_What you will do_: When you repeat the entries below, please keep them exact and leave out the pictures.

- Opening Delimiter -

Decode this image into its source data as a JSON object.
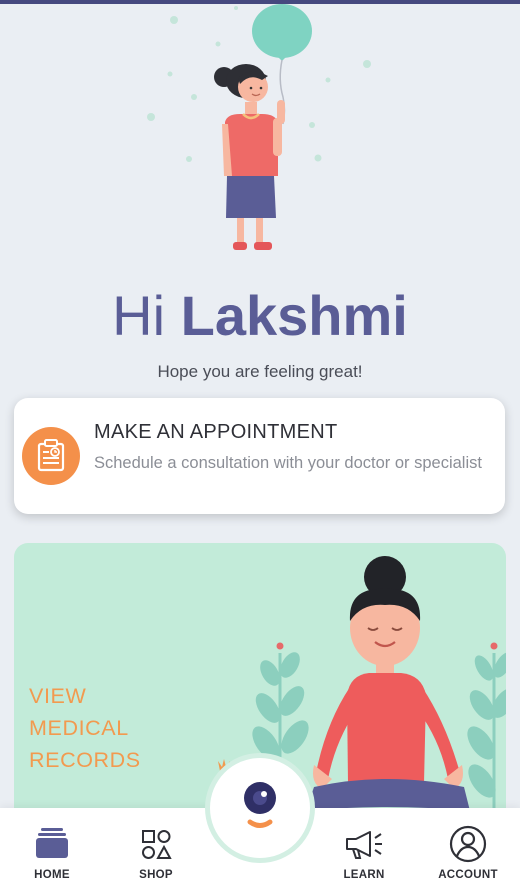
{
  "greeting": {
    "hi": "Hi",
    "name": "Lakshmi"
  },
  "subtitle": "Hope you are feeling great!",
  "appointment": {
    "title": "MAKE AN APPOINTMENT",
    "description": "Schedule a consultation with your doctor or specialist",
    "icon": "calendar-clock-icon"
  },
  "records": {
    "label": "VIEW MEDICAL RECORDS"
  },
  "nav": {
    "items": [
      {
        "label": "HOME",
        "icon": "home-icon"
      },
      {
        "label": "SHOP",
        "icon": "shapes-icon"
      },
      {
        "label": "LEARN",
        "icon": "megaphone-icon"
      },
      {
        "label": "ACCOUNT",
        "icon": "user-circle-icon"
      }
    ],
    "center_icon": "bot-face-icon"
  },
  "colors": {
    "primary": "#5a5d96",
    "accent_orange": "#f4904a",
    "records_bg": "#c2ebd9",
    "background": "#eaeef3",
    "top_bar": "#46497f"
  }
}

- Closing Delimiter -

_Solution for this problem_:
Decode this image into its source data as a JSON object.
{
  "greeting": {
    "hi": "Hi",
    "name": "Lakshmi"
  },
  "subtitle": "Hope you are feeling great!",
  "appointment": {
    "title": "MAKE AN APPOINTMENT",
    "description": "Schedule a consultation with your doctor or specialist",
    "icon": "calendar-clock-icon"
  },
  "records": {
    "label": "VIEW MEDICAL RECORDS"
  },
  "nav": {
    "items": [
      {
        "label": "HOME",
        "icon": "home-icon"
      },
      {
        "label": "SHOP",
        "icon": "shapes-icon"
      },
      {
        "label": "LEARN",
        "icon": "megaphone-icon"
      },
      {
        "label": "ACCOUNT",
        "icon": "user-circle-icon"
      }
    ],
    "center_icon": "bot-face-icon"
  },
  "colors": {
    "primary": "#5a5d96",
    "accent_orange": "#f4904a",
    "records_bg": "#c2ebd9",
    "background": "#eaeef3",
    "top_bar": "#46497f"
  }
}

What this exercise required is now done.